ESMA recommends greater transparency
The ESMA put forward several policy recommendations on market transparency and monitoring from a securities regulators' perspective, despite finding no evidence of major deficiencies in the EU carbon market.
The recommendations include extending management controls on EU Allowance derivatives, amending EU Allowance position reporting, tracking the chain of transactions in Market in Financial Instruments Regulation reports, and providing the ESMA with access to primary market transactions.
"The measures proposed would provide more information to market participants, regulators and the public and are intended to contribute to the continued smooth functioning of the market, which plays an important role for the EU's transition to a low-carbon economy," the ESMA said.
The group identified two possible courses of actions that the European Commission could consider regarding the introduction of position limits on carbon derivatives and a centralized monitoring of the carbon market at EU level, in line with the ACER-style monitoring of the gas and power markets, it said, referring to the EU Agency for the Cooperation of Energy Regulators.
The report provides a "factual and comprehensive basis" for the EC, the Council of the EU, and the European Parliament to determine whether additional measures to regulate the carbon market are necessary, the ESMA said, adding that it stands ready to provide required data or advice in support of that process.
Lawmaker urges market reforms
EU lawmaker and rapporteur on the EU ETS reforms Peter Liese said the ESMA's report shows that radical reforms of the market are not required, but that some actions are needed.
"It is important to let the market work and also to enable companies, especially SMEs [small and medium-sized enterprises], to get help from financial actors to manage their obligations," he said in a statement March 28.
The report highlights the need for "concrete action", Liese said, urging the EC to propose changes, including a more effective price regulation mechanism -- a measure he has already called for.
Liese, environment spokesperson for the center-right European People's Party in the EU Parliament, has proposed stronger rules under Article 29a that seeks to avoid excessive and sustained carbon price spikes by allowing the regulator to bring forward carbon auction supplies.

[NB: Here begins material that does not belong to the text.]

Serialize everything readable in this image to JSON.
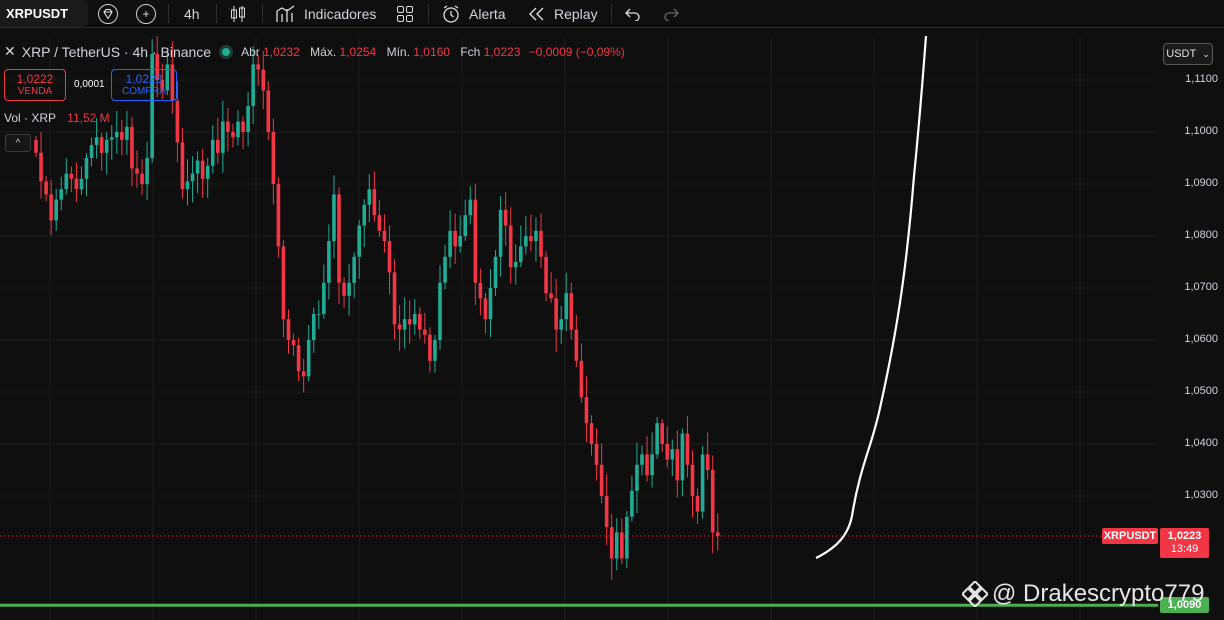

"Although the ETS price represents only a small fraction of the currently extremely high energy prices, these high prices and the dependency on Russian energy imports urge us to find efficient and impactful solutions to keep the prices under control and enable companies to survive even if they have to use coal temporarily," Liese said.
Liese called for a delay in the payments that companies need to make under the EU ETS to provide more time for purchasing allowances beyond the April 30 annual deadline.